“Collaboration is key,” says Gabrielle. “We want to bring people together over our shared agenda which is think global, eat local.” As Ibiza Produce grows across sectors, more focus will be given to events that support and celebrate Ibiza’s food culture. “The island’s farmers are very keen to engage directly with consumers,” Gabrielle says. “We have personal meetings, workshops, pop-up dinners and special events for adults and children.” One local chef, an early supporter of Ibiza Produce, has already incorporated the ethos into his work by hosting regular farmer’s dinners, where the farmers introduces themselves before guests indulge in a meal made with their produce. It’s personal touches like these that allow locals to feel a connection with not only the island they love, but also those people who work towards sustaining its future.

Farming is not an easy profession but it’s essential to the livelihood of the island and the health of the land. “If the land is left uncultivated in Ibiza, the pine trees take over, causing many environmental issues,” says Gabrielle. “Our objective is to revive and protect Ibiza’s farmland.” To do this, education is critical and Ibiza Produce works with local schools to create vegetable gardens and curriculum while also helping to boost student numbers at the agricultural college and commencing discussions with local authorities on how to provide school canteens with local produce. Infiltrating the school system in this way means today’s island kids grow up with much more awareness than previous generations – something that is essential to the preservation of Ibiza, and planet Earth in general.

There are plans for Ibiza Produce to expand into bricks and mortar support for local producers. “We are researching the possibility of creating a shared kitchen facility where caterers, producers and distribution companies can rent space by the hour, week, month or year,” explains Gabrielle. “They’ll get access to the facilities they need to expand without the financial burden.” The goal is to make it easier for producers to do what they do best, while providing the infrastructure for production, distribution and marketing to reach customers who are eager to enjoy home-grown products. Online shopping is a future goal with support already provided to the creation of a hive where online purchases of local products can be paid for in advance and collected from a pick-up point. Stay tuned for developments.

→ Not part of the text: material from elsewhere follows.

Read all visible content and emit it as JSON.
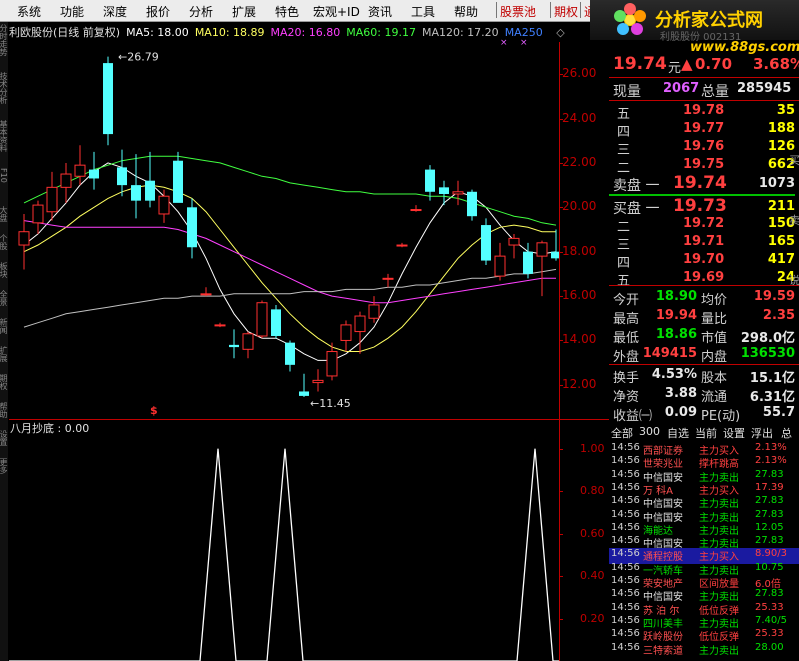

Collaboration reaches across the Balearics too with connections made in Menorca, Mallorca and Formentera to promote hampers filled with local products. Keep an eye out for dedicated stands filled with locally produced goodies in some of your favourite stores in the coming weeks and months. While purposefully created hampers are on the cards for the future, Gabrielle suggests this Christmas is the perfect opportunity for Ibiza residents to support the island’s producers by creating unique Ibiza-themed Christmas gifts and hampers for your friends, families and loved ones, using the handy website guide to locate all the products and produce you want to include. And while you’re at it – why not source all the festive foods you need to create your Christmas feast here on island soil? ‘Tis the season to be giving after all – why not give back to the island at the same time?